Mnuchin’s comment finally gave some respite to the bruised greenback, but the nervousness was still lingering. This was probably because of the tension mounting from the North Korea front, the upcoming French presidential elections and also due to the economic dialogue that is to take place between the US and Japan on Tuesday.
Mnuchin told the Financial Times that while he agrees with the President’s views that the strong domestic currency is hurting exports he believes that this is a short-term phenomenon. In the long term, the strengthening dollar will bear positive outcomes. Following these comments from the Treasury Secretary, dollar gained overnight and was up 0.1 percent against yen. It was trading at 109.040 yen after hitting a high of 109.225. On Monday, dollar was trading at 108.130 on worries on the North Korean front.
The U.S.-Japan economic dialogue will be watched carefully because there are concerns that the US might take a tough trade stance against Tokyo given that President Trump has alleged that some countries including Japan have artificially weakened their currencies.
The senior forex strategist Junichi Ishikawa working at IG Securities in Tokyo said, “For dollar/yen, the main focus will be on what kind of pressure the United States could apply on Japan as basically U.S. trade policy is linked with a policy for a weaker dollar. The yen cannot simply continue weakening along with higher stocks under such conditions.”

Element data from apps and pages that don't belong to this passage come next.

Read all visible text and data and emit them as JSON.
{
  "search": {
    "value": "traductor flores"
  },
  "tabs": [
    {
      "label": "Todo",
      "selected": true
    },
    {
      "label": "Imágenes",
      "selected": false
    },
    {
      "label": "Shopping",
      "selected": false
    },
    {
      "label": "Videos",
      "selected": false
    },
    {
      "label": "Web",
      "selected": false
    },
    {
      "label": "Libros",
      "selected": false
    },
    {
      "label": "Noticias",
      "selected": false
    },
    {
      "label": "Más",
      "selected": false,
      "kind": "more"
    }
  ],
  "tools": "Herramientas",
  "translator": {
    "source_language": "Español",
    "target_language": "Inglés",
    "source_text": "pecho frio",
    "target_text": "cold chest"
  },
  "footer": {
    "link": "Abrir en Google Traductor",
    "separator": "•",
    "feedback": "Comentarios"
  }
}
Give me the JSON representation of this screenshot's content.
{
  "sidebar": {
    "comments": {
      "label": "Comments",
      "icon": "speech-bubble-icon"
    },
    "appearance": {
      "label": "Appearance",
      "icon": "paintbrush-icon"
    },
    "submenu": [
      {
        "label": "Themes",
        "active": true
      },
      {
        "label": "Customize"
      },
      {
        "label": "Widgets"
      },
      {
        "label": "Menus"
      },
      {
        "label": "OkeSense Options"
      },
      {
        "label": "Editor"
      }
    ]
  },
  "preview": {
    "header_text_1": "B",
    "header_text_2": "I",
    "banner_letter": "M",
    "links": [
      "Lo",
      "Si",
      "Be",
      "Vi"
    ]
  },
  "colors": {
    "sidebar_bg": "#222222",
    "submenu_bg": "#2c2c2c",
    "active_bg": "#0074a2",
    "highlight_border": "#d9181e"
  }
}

Another senior strategist Makoto Noji working for SMBC Nikko Securities said that as the US needs support from China, which is a key player in the North Korean situation, Washington has made a concession in its case. Last week in the meeting with his Chinese counterpart, Trump had taken a soft stance and did not label China as a currency manipulator. This further adds the risk of getting tough with Japan because Trump administration will have to show to its people that it still sticks to its pledge to tackle trade imbalances.